Pubs and places to shop and eat are becoming much more expensive to pander to the new, wealthy homeowners.
Local businesses have also become victims of gentrification through the cost of renting more expensive premises, and the loss of loyal customers forced to move.
There are four sites in Chorlton on the redevelopment hit list. Chorlton baths, is currently owned by Manchester City Council which is in talks with a 'social housing provider' - no name given - to build 40 homes.
The remainder of the site will be used by the vegan grocer Unicorn for retail expansion.
Chorlton Precinct - owned by Greater Manchester Pension Fund! - faces plans to demolish its existing buildings, shops, offices and accommodation, to build new business premises and 190 homes.
Locals have registered concerns such as added pressure on schooling, doctors' surgeries and road congestion, which is already a problem.
Rye Bank Road is owned by Manchester Metropolitan University, which has been involved in a 50-year-old dispute with residents.
Locals want the land to be given official village green status. The university has made four unsuccessful attempts at permission to develop.
The site was donated by Manchester City Council to the university on the basis it be used for recreation only. A total of 70 executive homes have been earmarked for the site.
Turn Moss playing fields is a site already used for recreation, but has now come on the radar of a property company.
It has joined up with the 'Class of 92', ex-Manchester United players, to launch a new university.
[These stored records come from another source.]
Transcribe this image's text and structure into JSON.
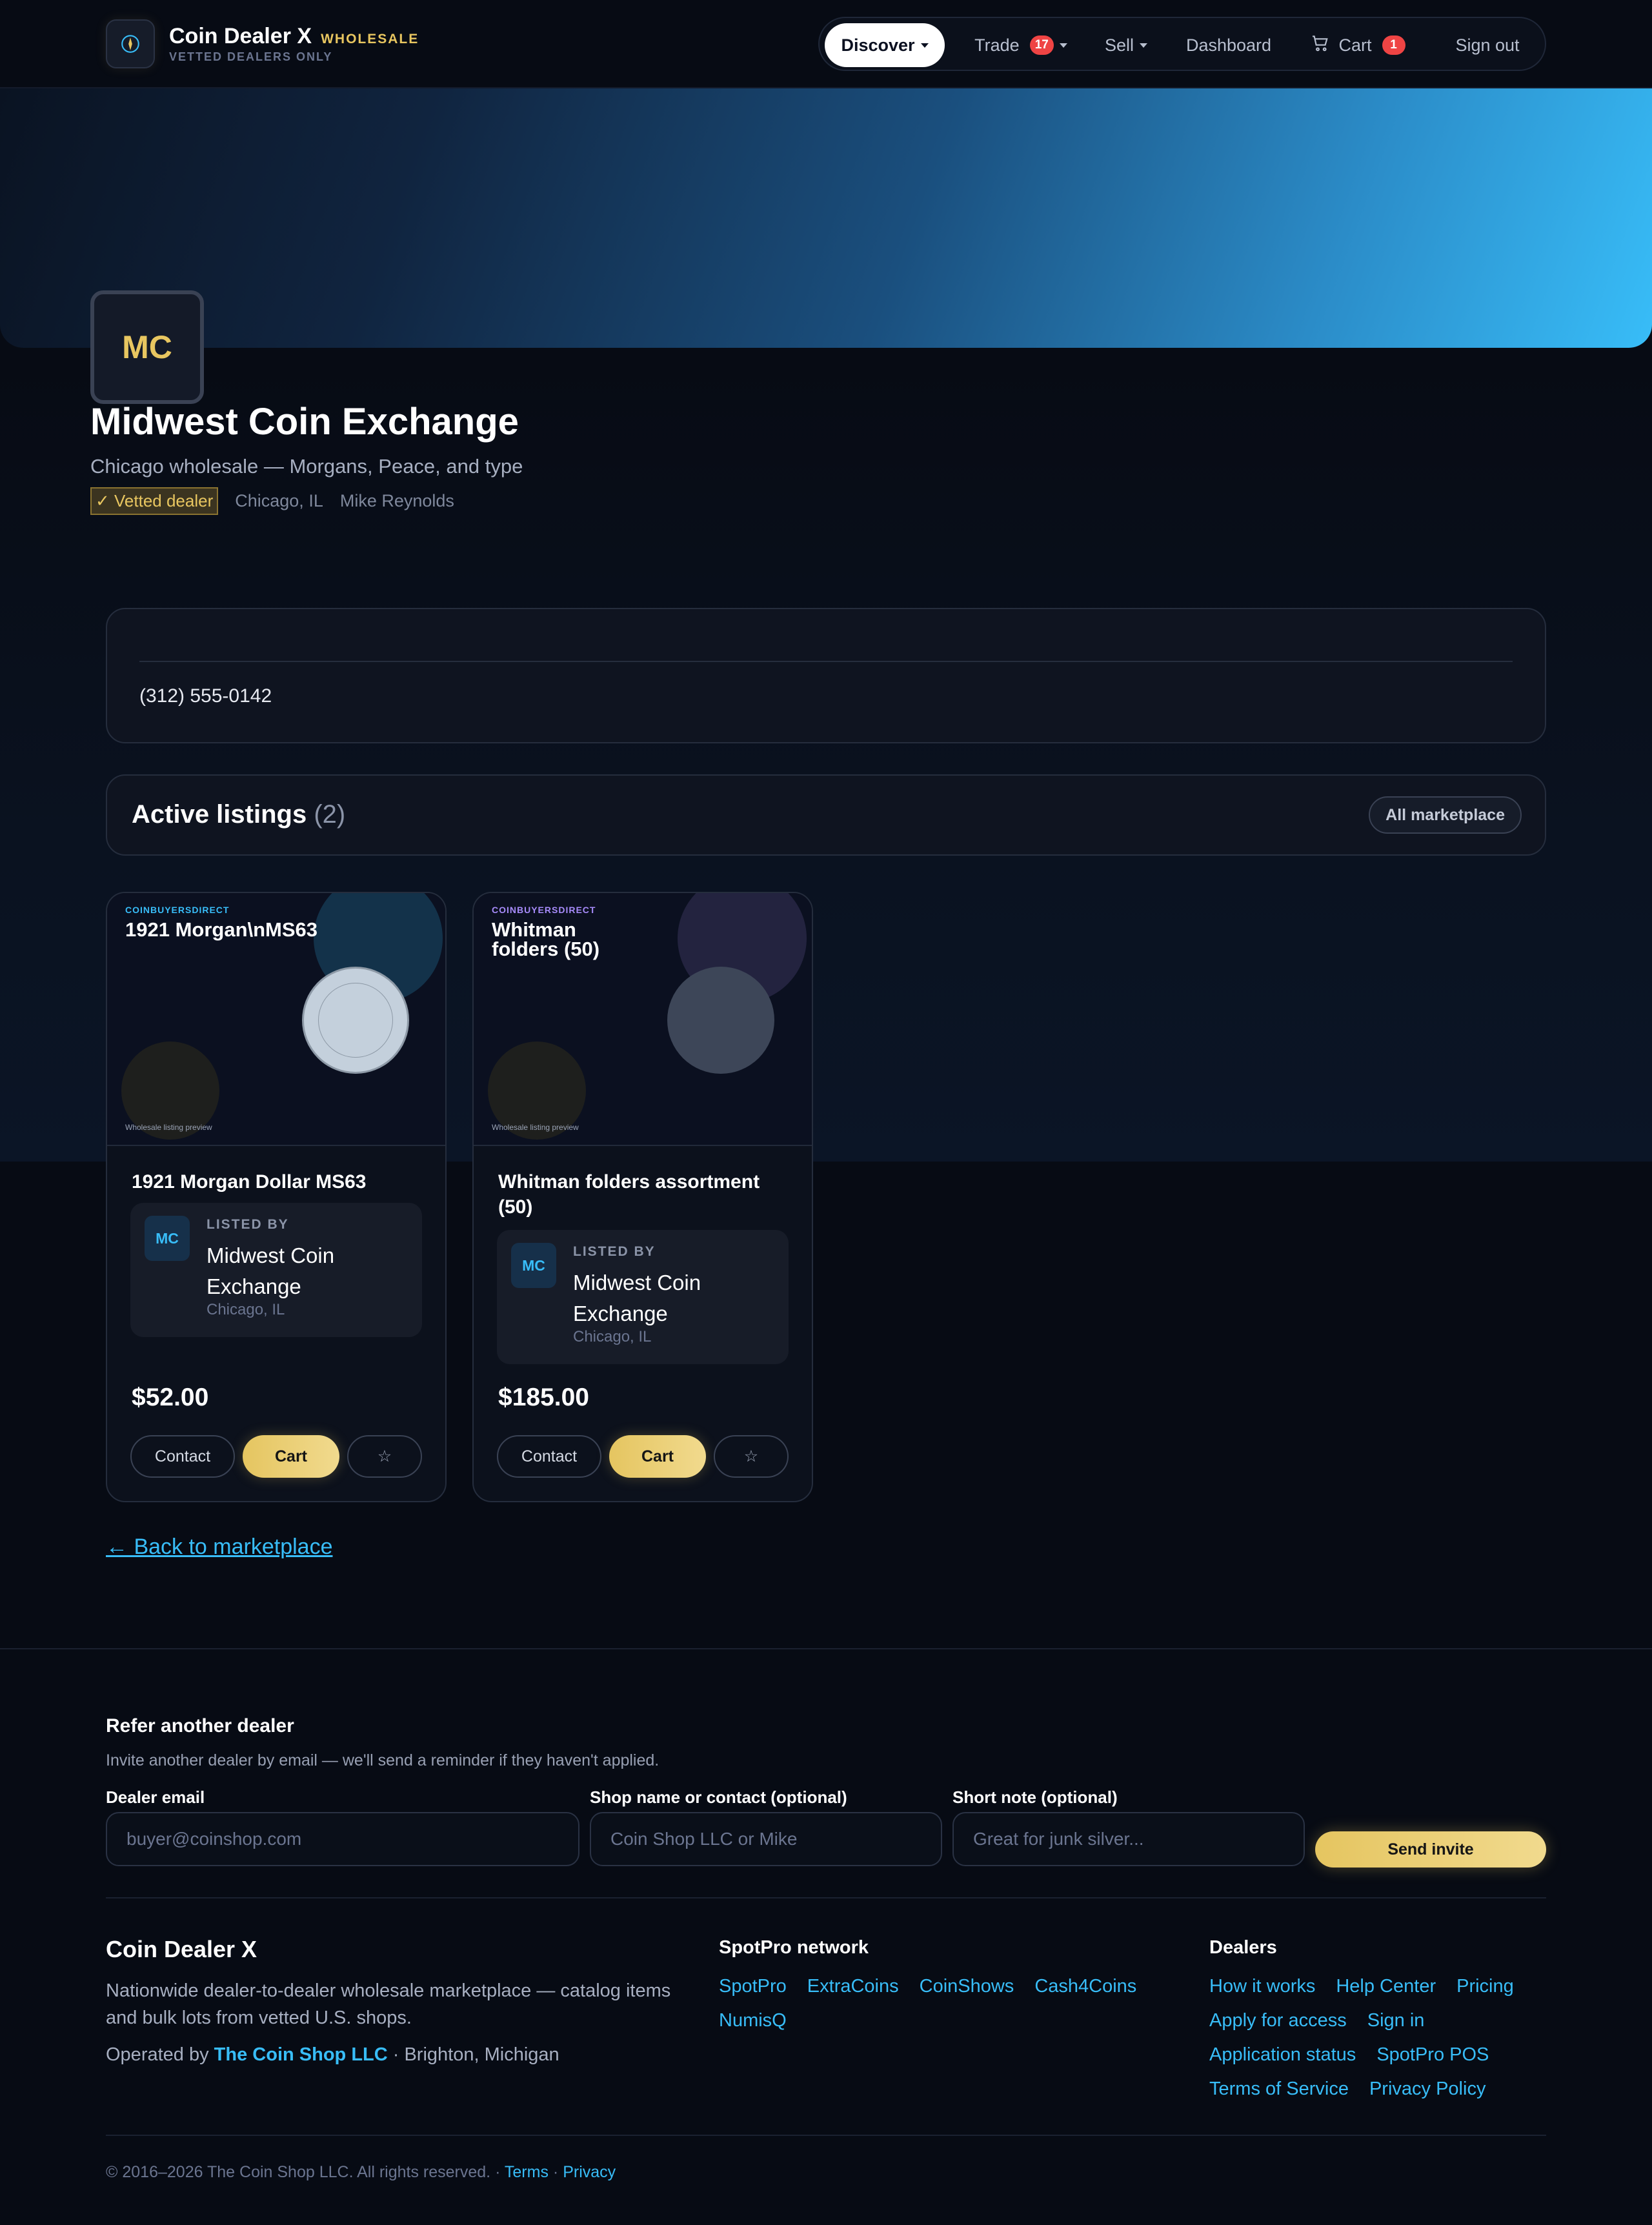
{
  "header": {
    "brand_name": "Coin Dealer X",
    "brand_tag": "WHOLESALE",
    "brand_sub": "VETTED DEALERS ONLY",
    "nav": {
      "discover": "Discover",
      "trade": "Trade",
      "trade_badge": "17",
      "sell": "Sell",
      "dashboard": "Dashboard",
      "cart": "Cart",
      "cart_badge": "1",
      "signout": "Sign out"
    }
  },
  "profile": {
    "initials": "MC",
    "name": "Midwest Coin Exchange",
    "tagline": "Chicago wholesale — Morgans, Peace, and type",
    "vetted": "✓ Vetted dealer",
    "location": "Chicago, IL",
    "contact_person": "Mike Reynolds",
    "phone": "(312) 555-0142"
  },
  "listings": {
    "title": "Active listings",
    "count": "(2)",
    "all_marketplace": "All marketplace",
    "items": [
      {
        "source": "COINBUYERSDIRECT",
        "image_title": "1921 Morgan\\nMS63",
        "preview_caption": "Wholesale listing preview",
        "name": "1921 Morgan Dollar MS63",
        "listed_by_label": "LISTED BY",
        "seller_initials": "MC",
        "seller_name": "Midwest Coin Exchange",
        "seller_location": "Chicago, IL",
        "price": "$52.00",
        "contact_label": "Contact",
        "cart_label": "Cart",
        "star_label": "☆"
      },
      {
        "source": "COINBUYERSDIRECT",
        "image_title": "Whitman folders (50)",
        "preview_caption": "Wholesale listing preview",
        "name": "Whitman folders assortment (50)",
        "listed_by_label": "LISTED BY",
        "seller_initials": "MC",
        "seller_name": "Midwest Coin Exchange",
        "seller_location": "Chicago, IL",
        "price": "$185.00",
        "contact_label": "Contact",
        "cart_label": "Cart",
        "star_label": "☆"
      }
    ]
  },
  "back_link": "← Back to marketplace",
  "refer": {
    "title": "Refer another dealer",
    "subtitle": "Invite another dealer by email — we'll send a reminder if they haven't applied.",
    "email_label": "Dealer email",
    "email_placeholder": "buyer@coinshop.com",
    "shop_label": "Shop name or contact (optional)",
    "shop_placeholder": "Coin Shop LLC or Mike",
    "note_label": "Short note (optional)",
    "note_placeholder": "Great for junk silver...",
    "send_label": "Send invite"
  },
  "footer": {
    "brand": "Coin Dealer X",
    "description": "Nationwide dealer-to-dealer wholesale marketplace — catalog items and bulk lots from vetted U.S. shops.",
    "operated_prefix": "Operated by",
    "operated_link": "The Coin Shop LLC",
    "operated_suffix": "· Brighton, Michigan",
    "network_title": "SpotPro network",
    "network_links": [
      "SpotPro",
      "ExtraCoins",
      "CoinShows",
      "Cash4Coins",
      "NumisQ"
    ],
    "dealers_title": "Dealers",
    "dealer_links": [
      "How it works",
      "Help Center",
      "Pricing",
      "Apply for access",
      "Sign in",
      "Application status",
      "SpotPro POS",
      "Terms of Service",
      "Privacy Policy"
    ],
    "copyright": "© 2016–2026 The Coin Shop LLC. All rights reserved.",
    "sep": "·",
    "terms": "Terms",
    "privacy": "Privacy"
  },
  "colors": {
    "accent_gold": "#e8c660",
    "accent_blue": "#38bdf8",
    "badge_red": "#ef4444",
    "background": "#070b14"
  },
  "icons": [
    "shield-coin-icon",
    "caret-down-icon",
    "cart-icon",
    "star-icon"
  ]
}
As of yet the details of the plans are pretty vague.
As a local resident, seeing so many proposals for developments brings home the real threat of big business profiteers and their pernicious programme of social cleansing. They have no moral qualms whatsoever about the communities they destroy.
Councils should not allow more luxury homes to be built. We need social housing and rents that are capped at affordable rates.
I'd support Corbyn's proposal of local areas needing a referendum on proposals for redevelopments to ensure it is done in the interest of working class people, not the super-rich!
Three or four years ago I visited my town council planning committee and proposed that permission to build new homes, in fact all new buildings where possible, should not be passed without the stipulation that they are fitted with photovoltaic panels or tiles or ground-source heat pumps, perhaps both where possible.
My proposals went down like a lead balloon. Well, not exactly - one local councillor listened and wrote to a local newspaper the following week with the same suggestion as though it was his own. Still, nobody else was interested in even thinking about it.
I can tell you that I am, and as I am 94 years old I am unlikely to suffer the worst effects of global warming myself, but still consider those that come after me.
If they were designed-in, that would mean far less cost - especially if every new house had them, because of economy of scale. Houses now cost far in excess of the extra amount involved.
I note that some new developments of local houses for which plans have recently been passed intend installing electric car charging points.
No problem there then. Wouldn't it be good if they also had heating from renewable sources?
Is it, perhaps, that the present money-grabbing fuel suppliers would lose out? Well, my heart bleeds for them.
I'm more interested in the ordinary man, woman and child who have to pay through the nose in order to keep themselves warm - not to speak of bathing, laundry, cooking, fuelling their vehicle etc - and at the same time need clean air to breathe.
Why not government-funded and owned laboratories being opened with the task of inventing electrical storage? There are plenty of well-trained people looking for a good job, not to speak of all those untrained people who would be glad of training.
I found 'Blacklisted' a revealing book. In construction, agencies are in control, with umbrella companies running a racket. Agencies control the job market and leave you with no choice.
They say you can work for £9.50 under the umbrella, or on PAYE for the minimum wage. Umbrellas take around £20 a week, and you pay both employer's and employee's National Insurance.
These umbrella companies are a scam and should be abolished now.